Don’t Expect Fully Autonomous Vehicles Any Time Soon

Google Lexus RX 450H Self-Driving Car
Source: Mark Wilson/ Getty Images

Unlike the always-about-to-happen flying car, self-driving cars are a sci-fi fantasy that really is just around the corner. Just a few years ago, adaptive cruise control was a feature reserved for flagship luxury sedans like the Mercedes S-Class. Today, you can get adaptive cruise control on a midsize family sedan, the Chrysler 200, and many cars come with lane-keeping assist technology that makes driving down the highway practically an autonomous affair. There are also a number of manufacturers like Volvo and Subaru that offer emergency braking technology to bring your car to a stop on its own. As mainstream vehicles gain more and more options, they’re beginning to feel so close to truly autonomous, it’s easy to imagine riding through town in a driverless taxi just a few years from now.

There are also plenty of companies that are developing completely autonomous vehicles. Google is famously working on being the first company to bring a fully autonomous car to market, with their prototypes logging hundreds of thousands of accident-free miles. Most recently, Mercedes introduced its F015, a self-driving concept car, at this year’s Consumer Electronics Show, but they’re far from the first automaker to work on a self-driving vehicle. In fact, most automakers are working on self-driving vehicles in some regard. With so much technology already developed and so many companies developing fully autonomous vehicles, surely it will only be a few years before the first one goes on sale, right?

Probably not.

The most obvious hurdle is, of course, the legal one. In ideal conditions, autonomous vehicles make fewer errors than human drivers, making the odds of an accident quite low. Eventually, an autonomous vehicle will get into an accident though, and when that happens, someone will have to be at fault. Will the vehicle owner be at fault? What if the owner lent the car to a friend? Would the primary passenger be at fault? Does the automaker bear some responsibility for the error in its product’s decision making? Is the automaker at fault at all?

Until these kinds of questions are answered, there’s no way that cars are going to be truly autonomous. Self-driving cars will probably go on sale before then, but it’s going to be a while before “self-drive” is legally allowed to be anything more than an incredibly advanced cruise control.

Source: Mercedes-Benz

There are, however, two other hurdles to the implementation of fully autonomous vehicles, and figuring out how to handle them is going to be quite a challenge.

The first challenge is that our infrastructure isn’t set up well for fully autonomous vehicles, and a lot of it has to do with parking. If a car can’t pay for its own parking, the passenger is going to have to sit in the car until it finds a place to park, then pay. That may sound like a minor concern now, but part of the appeal of fully autonomous vehicles is that they should be able to drop their passengers at the door before parking themselves.
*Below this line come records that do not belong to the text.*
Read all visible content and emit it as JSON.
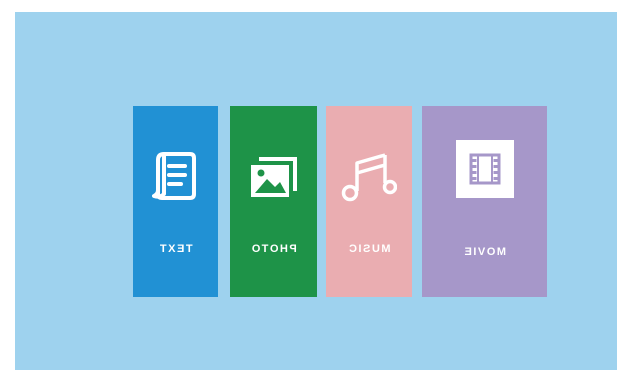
{
  "menu": {
    "items": [
      {
        "label": "TEXT",
        "icon": "document-icon",
        "color": "#2191d4"
      },
      {
        "label": "PHOTO",
        "icon": "photo-icon",
        "color": "#1e9348"
      },
      {
        "label": "MUSIC",
        "icon": "music-note-icon",
        "color": "#eaadb1"
      },
      {
        "label": "MOVIE",
        "icon": "film-icon",
        "color": "#a697c9"
      }
    ],
    "background": "#9ed2ee",
    "label_orientation": "mirrored"
  }
}
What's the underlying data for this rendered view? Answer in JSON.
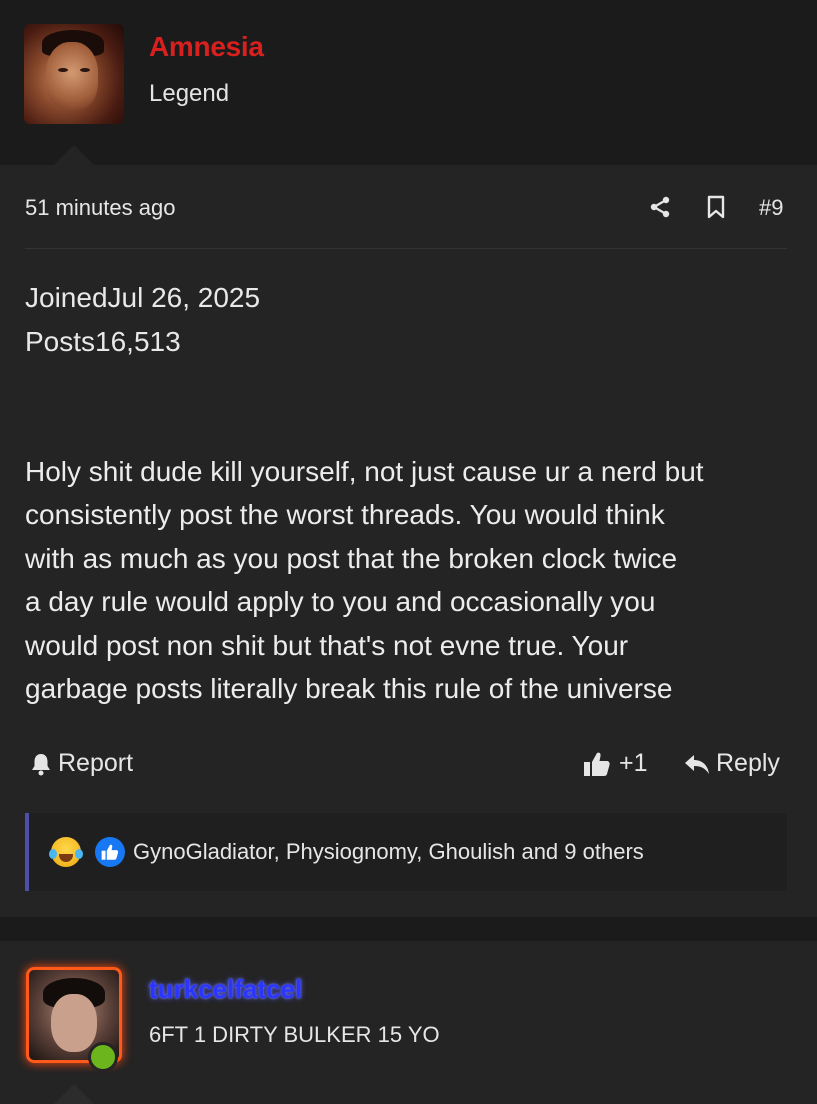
{
  "post_author": {
    "username": "Amnesia",
    "user_title": "Legend",
    "username_color": "#d8201f"
  },
  "post": {
    "time": "51 minutes ago",
    "share_icon": "share-icon",
    "bookmark_icon": "bookmark-icon",
    "number": "#9",
    "joined_line": "JoinedJul 26, 2025",
    "posts_line": "Posts16,513",
    "body": "Holy shit dude kill yourself, not just cause ur a nerd but\nconsistently post the worst threads. You would think\nwith as much as you post that the broken clock twice\na day rule would apply to you and occasionally you\nwould post non shit but that's not evne true. Your\ngarbage posts literally break this rule of the universe",
    "report_label": "Report",
    "like_count": "+1",
    "reply_label": "Reply",
    "reactions_text": "GynoGladiator, Physiognomy, Ghoulish and 9 others",
    "reaction_icons": [
      "laughing-crying-emoji",
      "thumbs-up-reaction"
    ]
  },
  "next_user": {
    "username": "turkcelfatcel",
    "user_title": "6FT 1 DIRTY BULKER 15 YO",
    "username_color": "#2a35ff",
    "online_status_color": "#6cb51c"
  }
}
Additionally, a lot of parking changes and restrictions are displayed with hand-posted signs. Inevitably, a self-driving car is going to park itself in a spot that’s reserved for permit holders, in a bus stop, or on the wrong street, and it’s going to get towed, costing owners hundreds of dollars. Something tells me that those owners won’t be too happy to find out that their self-driving car got itself towed because it couldn’t read.

The closer cars get to being fully autonomous, the more likely it is that a better system for self-parking will be developed, but at least for now, it would be very difficult to trust a fully autonomous vehicle to park itself safely.

While self-parking will probably eventually be handled, automakers are also going to have to make sure these self-driving systems are just as functional during inclement weather as they are when it’s clear and sunny outside. A Google car is nearly perfect while driving itself around southern California, but on a clear day, there’s nothing to confuse the computers that make all the driving decisions.

What happens when it pours down rain though? What about during the winter in New England when the sensors get covered in ice and snow? Will the car still be able to function just as well? Will it calculate the risk of making an error is too high and refuse to turn on? Until automakers figure out what to do with snowstorms and other forces majeure, it’s going to be very difficult to sell a vehicle that you can only use eight months out of the year.

If automakers can figure out how to make fully autonomous vehicles work well enough and can get regulators to approve their use, it will lead to a total revolution in how people get around. Unfortunately, making that happen is going to take a lot more than just a few years. There’s a decent chance that the next generation Mercedes S-Class will have a cruise control option that allows it to practically drive itself, but don’t expect to see a production version of the F015 any time soon.